═════ Source data ═════

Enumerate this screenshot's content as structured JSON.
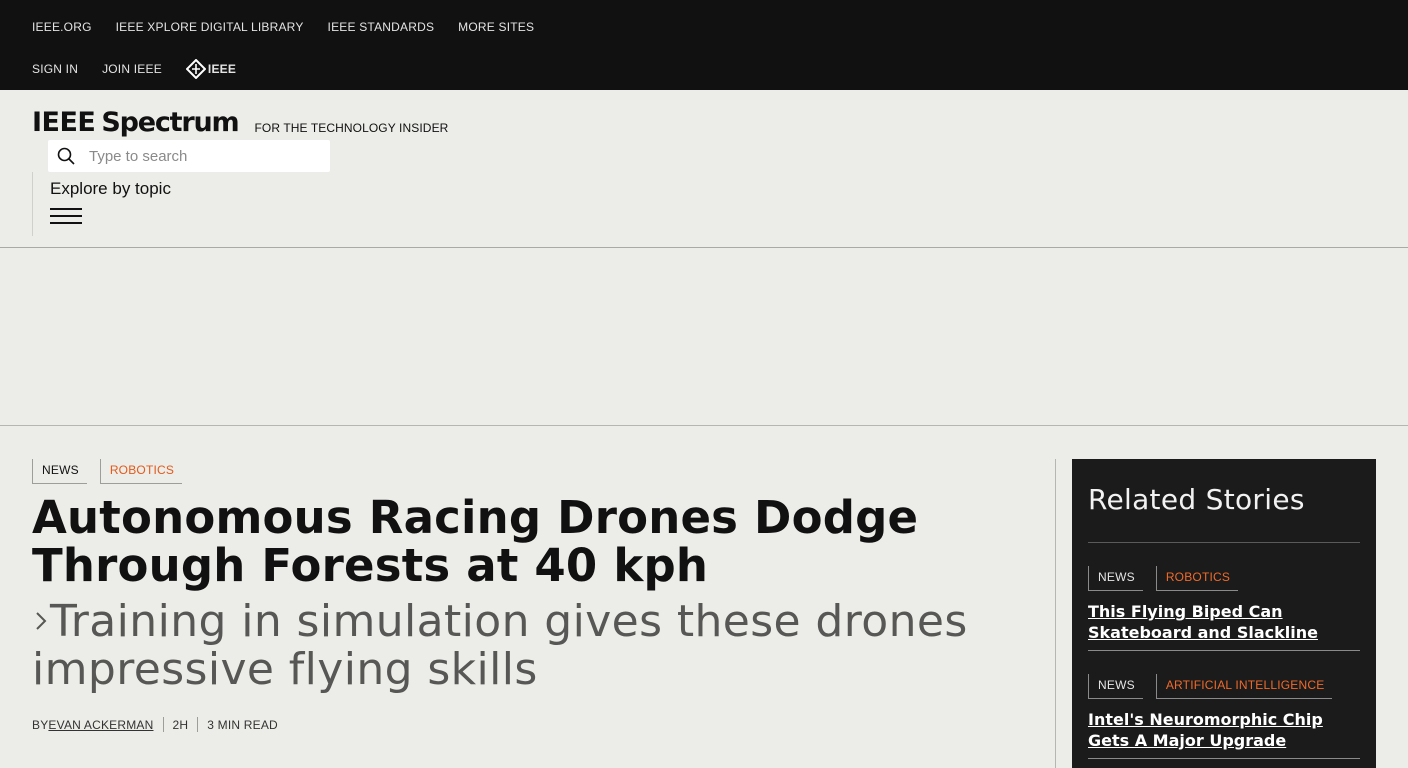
{
  "top_nav": {
    "links": [
      "IEEE.ORG",
      "IEEE XPLORE DIGITAL LIBRARY",
      "IEEE STANDARDS",
      "MORE SITES"
    ],
    "sign_in": "SIGN IN",
    "join": "JOIN IEEE",
    "ieee_logo_text": "IEEE"
  },
  "masthead": {
    "logo_ieee": "IEEE",
    "logo_spectrum": "Spectrum",
    "tagline": "FOR THE TECHNOLOGY INSIDER",
    "search_placeholder": "Type to search",
    "explore_label": "Explore by topic"
  },
  "article": {
    "tags": [
      {
        "label": "NEWS",
        "accent": false
      },
      {
        "label": "ROBOTICS",
        "accent": true
      }
    ],
    "headline": "Autonomous Racing Drones Dodge Through Forests at 40 kph",
    "subhead": "Training in simulation gives these drones impressive flying skills",
    "byline_prefix": "BY",
    "author": "EVAN ACKERMAN",
    "time_ago": "2H",
    "read_time": "3 MIN READ"
  },
  "related": {
    "heading": "Related Stories",
    "stories": [
      {
        "tag1": "NEWS",
        "tag2": "ROBOTICS",
        "title": "This Flying Biped Can Skateboard and Slackline"
      },
      {
        "tag1": "NEWS",
        "tag2": "ARTIFICIAL INTELLIGENCE",
        "title": "Intel's Neuromorphic Chip Gets A Major Upgrade"
      }
    ]
  },
  "colors": {
    "topbar_bg": "#111111",
    "page_bg": "#ecece8",
    "accent": "#e35a1a",
    "related_bg": "#1b1b1b"
  }
}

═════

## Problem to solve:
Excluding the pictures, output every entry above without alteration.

## Response to the exercise:
Enumerate this screenshot's content as structured JSON.
{
  "top_nav": {
    "links": [
      "IEEE.ORG",
      "IEEE XPLORE DIGITAL LIBRARY",
      "IEEE STANDARDS",
      "MORE SITES"
    ],
    "sign_in": "SIGN IN",
    "join": "JOIN IEEE",
    "ieee_logo_text": "IEEE"
  },
  "masthead": {
    "logo_ieee": "IEEE",
    "logo_spectrum": "Spectrum",
    "tagline": "FOR THE TECHNOLOGY INSIDER",
    "search_placeholder": "Type to search",
    "explore_label": "Explore by topic"
  },
  "article": {
    "tags": [
      {
        "label": "NEWS",
        "accent": false
      },
      {
        "label": "ROBOTICS",
        "accent": true
      }
    ],
    "headline": "Autonomous Racing Drones Dodge Through Forests at 40 kph",
    "subhead": "Training in simulation gives these drones impressive flying skills",
    "byline_prefix": "BY",
    "author": "EVAN ACKERMAN",
    "time_ago": "2H",
    "read_time": "3 MIN READ"
  },
  "related": {
    "heading": "Related Stories",
    "stories": [
      {
        "tag1": "NEWS",
        "tag2": "ROBOTICS",
        "title": "This Flying Biped Can Skateboard and Slackline"
      },
      {
        "tag1": "NEWS",
        "tag2": "ARTIFICIAL INTELLIGENCE",
        "title": "Intel's Neuromorphic Chip Gets A Major Upgrade"
      }
    ]
  },
  "colors": {
    "topbar_bg": "#111111",
    "page_bg": "#ecece8",
    "accent": "#e35a1a",
    "related_bg": "#1b1b1b"
  }
}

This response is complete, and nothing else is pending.